Content starts

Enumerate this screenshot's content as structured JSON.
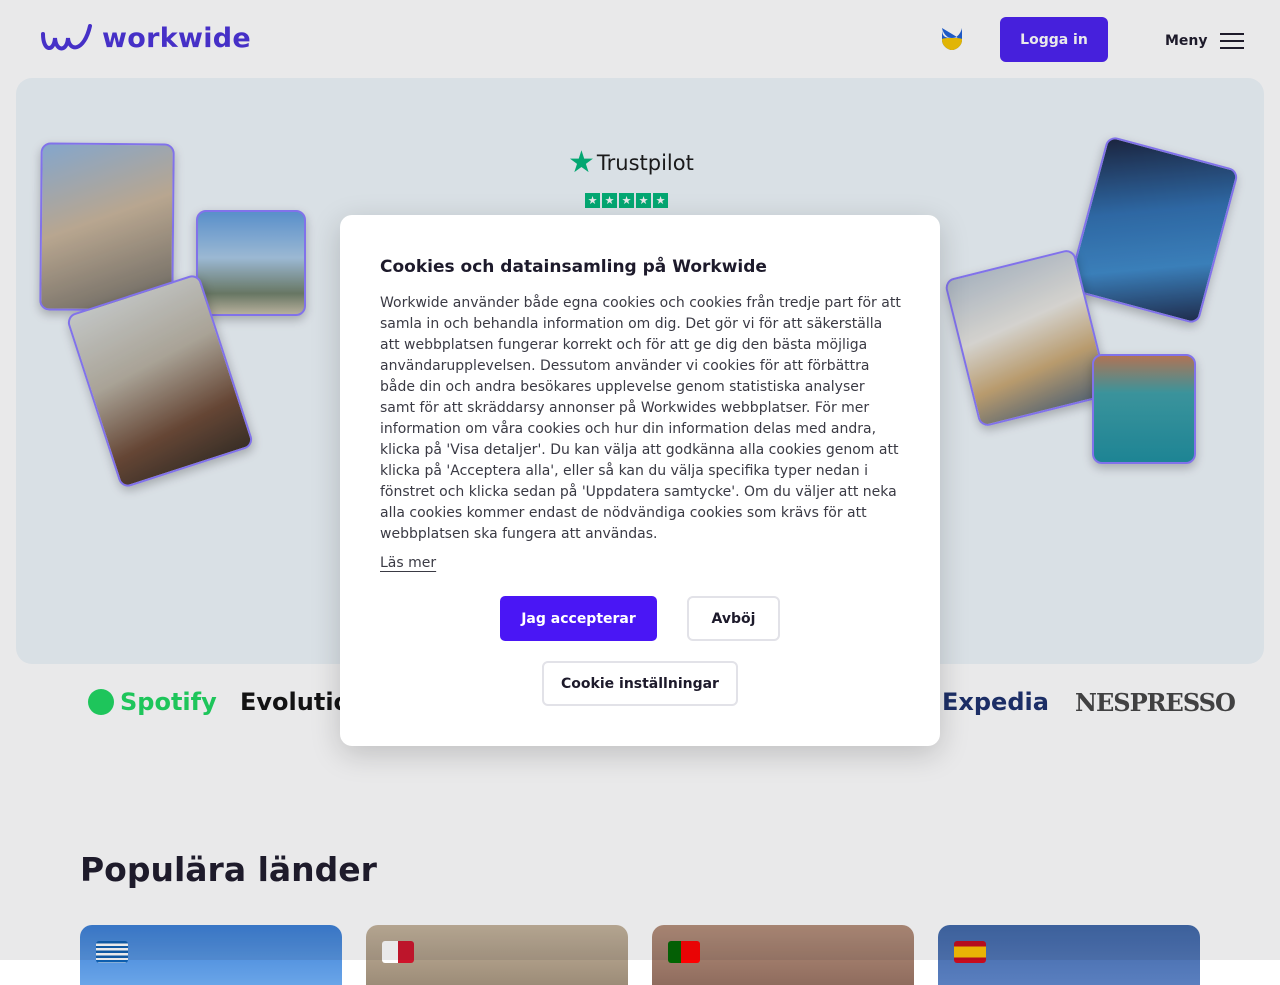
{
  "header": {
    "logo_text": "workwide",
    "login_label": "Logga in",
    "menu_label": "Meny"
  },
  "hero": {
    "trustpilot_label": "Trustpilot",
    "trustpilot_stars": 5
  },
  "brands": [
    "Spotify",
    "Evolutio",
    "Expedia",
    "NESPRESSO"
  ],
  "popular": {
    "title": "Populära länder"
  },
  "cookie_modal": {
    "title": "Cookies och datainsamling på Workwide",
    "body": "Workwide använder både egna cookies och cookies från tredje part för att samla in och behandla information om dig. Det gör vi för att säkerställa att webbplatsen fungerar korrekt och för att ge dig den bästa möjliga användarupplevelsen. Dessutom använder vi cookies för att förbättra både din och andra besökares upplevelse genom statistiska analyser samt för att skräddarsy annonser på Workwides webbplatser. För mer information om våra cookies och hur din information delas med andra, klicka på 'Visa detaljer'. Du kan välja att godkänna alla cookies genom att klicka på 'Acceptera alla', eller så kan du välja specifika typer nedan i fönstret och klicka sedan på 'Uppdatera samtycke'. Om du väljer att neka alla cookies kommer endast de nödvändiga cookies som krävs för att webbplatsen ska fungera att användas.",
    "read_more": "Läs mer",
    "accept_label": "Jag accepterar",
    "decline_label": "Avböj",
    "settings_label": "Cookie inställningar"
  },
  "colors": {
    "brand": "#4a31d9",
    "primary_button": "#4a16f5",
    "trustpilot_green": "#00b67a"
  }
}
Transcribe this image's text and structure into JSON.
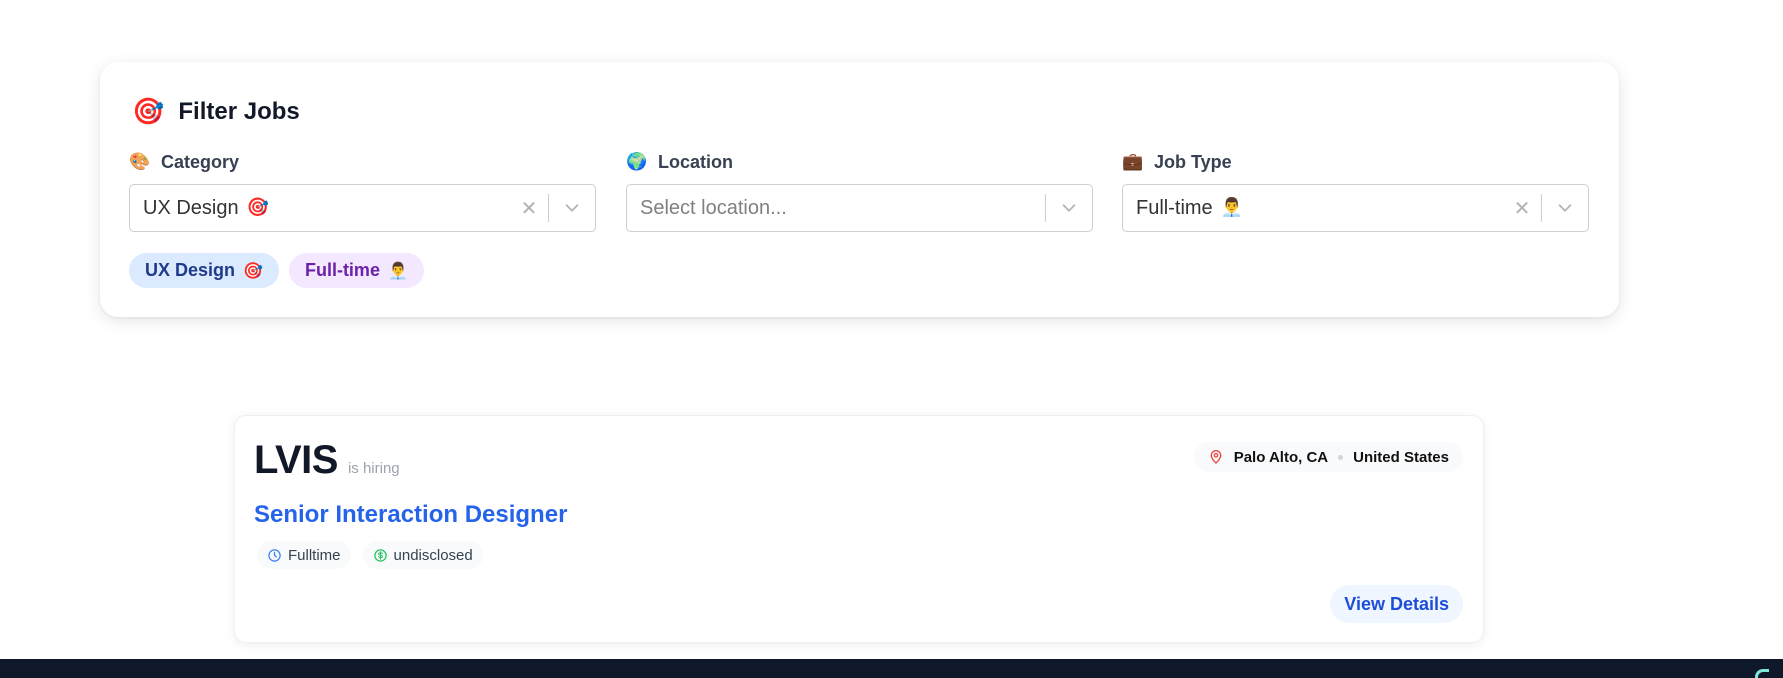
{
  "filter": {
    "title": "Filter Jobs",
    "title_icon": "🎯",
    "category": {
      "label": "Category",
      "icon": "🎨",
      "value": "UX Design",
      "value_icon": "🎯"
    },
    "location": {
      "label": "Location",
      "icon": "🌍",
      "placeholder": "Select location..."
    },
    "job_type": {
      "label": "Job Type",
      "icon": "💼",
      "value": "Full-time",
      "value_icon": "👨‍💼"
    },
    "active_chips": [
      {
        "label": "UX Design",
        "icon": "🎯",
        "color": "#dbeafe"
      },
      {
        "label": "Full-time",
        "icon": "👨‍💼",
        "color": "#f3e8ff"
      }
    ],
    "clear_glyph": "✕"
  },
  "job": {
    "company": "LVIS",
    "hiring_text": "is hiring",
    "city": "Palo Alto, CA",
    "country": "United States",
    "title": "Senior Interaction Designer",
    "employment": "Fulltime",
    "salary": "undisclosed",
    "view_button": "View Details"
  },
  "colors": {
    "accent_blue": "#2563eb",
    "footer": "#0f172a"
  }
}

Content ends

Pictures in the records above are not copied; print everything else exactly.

(THE COMPLETED TASK)
Enumerate this screenshot's content as structured JSON.
{
  "header": {
    "logo_text": "workwide",
    "login_label": "Logga in",
    "menu_label": "Meny"
  },
  "hero": {
    "trustpilot_label": "Trustpilot",
    "trustpilot_stars": 5
  },
  "brands": [
    "Spotify",
    "Evolutio",
    "Expedia",
    "NESPRESSO"
  ],
  "popular": {
    "title": "Populära länder"
  },
  "cookie_modal": {
    "title": "Cookies och datainsamling på Workwide",
    "body": "Workwide använder både egna cookies och cookies från tredje part för att samla in och behandla information om dig. Det gör vi för att säkerställa att webbplatsen fungerar korrekt och för att ge dig den bästa möjliga användarupplevelsen. Dessutom använder vi cookies för att förbättra både din och andra besökares upplevelse genom statistiska analyser samt för att skräddarsy annonser på Workwides webbplatser. För mer information om våra cookies och hur din information delas med andra, klicka på 'Visa detaljer'. Du kan välja att godkänna alla cookies genom att klicka på 'Acceptera alla', eller så kan du välja specifika typer nedan i fönstret och klicka sedan på 'Uppdatera samtycke'. Om du väljer att neka alla cookies kommer endast de nödvändiga cookies som krävs för att webbplatsen ska fungera att användas.",
    "read_more": "Läs mer",
    "accept_label": "Jag accepterar",
    "decline_label": "Avböj",
    "settings_label": "Cookie inställningar"
  },
  "colors": {
    "brand": "#4a31d9",
    "primary_button": "#4a16f5",
    "trustpilot_green": "#00b67a"
  }
}
Transcribe this image's text and structure into JSON.
{
  "filter": {
    "title": "Filter Jobs",
    "title_icon": "🎯",
    "category": {
      "label": "Category",
      "icon": "🎨",
      "value": "UX Design",
      "value_icon": "🎯"
    },
    "location": {
      "label": "Location",
      "icon": "🌍",
      "placeholder": "Select location..."
    },
    "job_type": {
      "label": "Job Type",
      "icon": "💼",
      "value": "Full-time",
      "value_icon": "👨‍💼"
    },
    "active_chips": [
      {
        "label": "UX Design",
        "icon": "🎯",
        "color": "#dbeafe"
      },
      {
        "label": "Full-time",
        "icon": "👨‍💼",
        "color": "#f3e8ff"
      }
    ],
    "clear_glyph": "✕"
  },
  "job": {
    "company": "LVIS",
    "hiring_text": "is hiring",
    "city": "Palo Alto, CA",
    "country": "United States",
    "title": "Senior Interaction Designer",
    "employment": "Fulltime",
    "salary": "undisclosed",
    "view_button": "View Details"
  },
  "colors": {
    "accent_blue": "#2563eb",
    "footer": "#0f172a"
  }
}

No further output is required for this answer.